I like David Attwooll's lack of pretension and preciousness. He is playful and experimental and while he doesn't always pull it off, his poetry is interesting and sometimes provocative. Of his more experimental pieces, the one that works best for me is 'Freedom from Torture'. In it  Attwooll alternates couplets with groups of three words for bread in different languages.

Our baking group meets on Tuesday evenings
when the displaced and numb can speak


mkate    kikwanga    kobiz

and it helps to come and make simple things
kneading dough a haven, bread an innocent shore

panis    pita    pen

It's an investigation into etymology (something any poet worth his or her salt must bear in mind), but also hints at how languages travel, and at the human cruelties that lie behind forced movements of people. And it reminds us how certain small comforts can evoke or even stand in for home. Atwooll navigates this serious undertaking with masterly assurance, managing to be personal without being sentimental, and political without being didactic.
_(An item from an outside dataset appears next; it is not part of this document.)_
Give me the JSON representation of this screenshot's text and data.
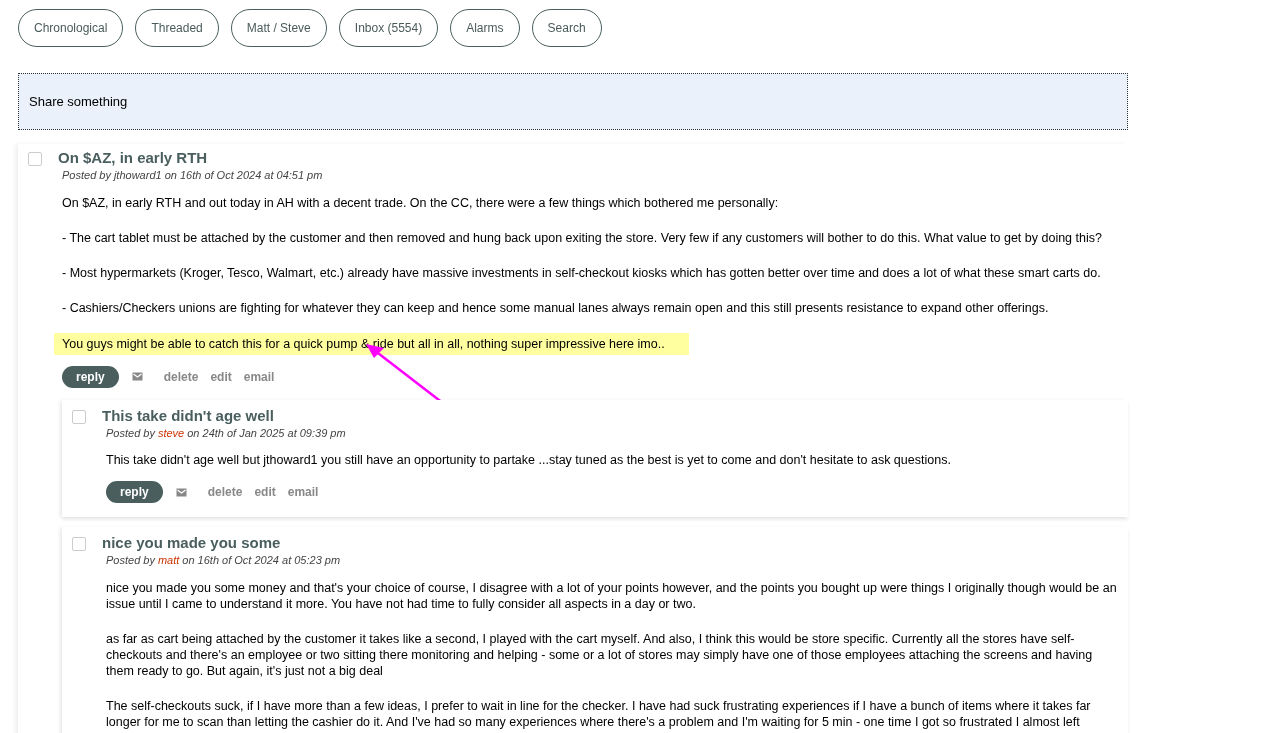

After this I am disposed to try and like ‘In Praise of Spam’ which eschews punctuation and even grammar in a fragmented flurry of verbiage (“they drift as sand dunes sort my gnash of id space /oddly connected keep we light off & feel free”). Attwooll works in publishing and his interest in technology, media and communications is evident here, and also in ‘Murmuration’, which looks at critical transitions in complex systems, and in ‘Lost Finger Turns Up Inside Fish’ (“In my inbox there's an email headed / Today's Levitation”.) He's also a street drummer, and there are a number of poems showcasing his love of music throughout the pamphlet. Some of these are lovely, such as ‘Listen:’, about what he calls “adolescent password music” (“hot tarmac and petrol fumes fuel /an idling pause, and the tremor as bass notes kick in”). Some are less so, such as ‘Siren’, which hauls a siren singing on the rocks rather roughly out of Greek classical mythology and into the present day, making her a carnival DJ skanking on her float.

But where Attwooll writes about specific locations, he really comes into his own. ‘Port Meadow’, about the ancient grazing land which runs along the bank of the Thames in Oxford, highlights what I like best in his work – the way he can use long lines, a conversational tone and a focus on the small detail to build up a visual picture of a place, into which he introduces, and then foregrounds, the human. In ‘Port Meadow’ the “long low and flat landscape” becomes "a peopled place /of course: painted landscapes often need, somewhere, a red smudge." This poem creeps up on you gently and rewards you again and again, and it demonstrates why Attwooll was one of the four winners of the Poetry Business Competition 2012/13.

Smith/Doorstop pamphlets are always a joy to handle and read; this one is no exception.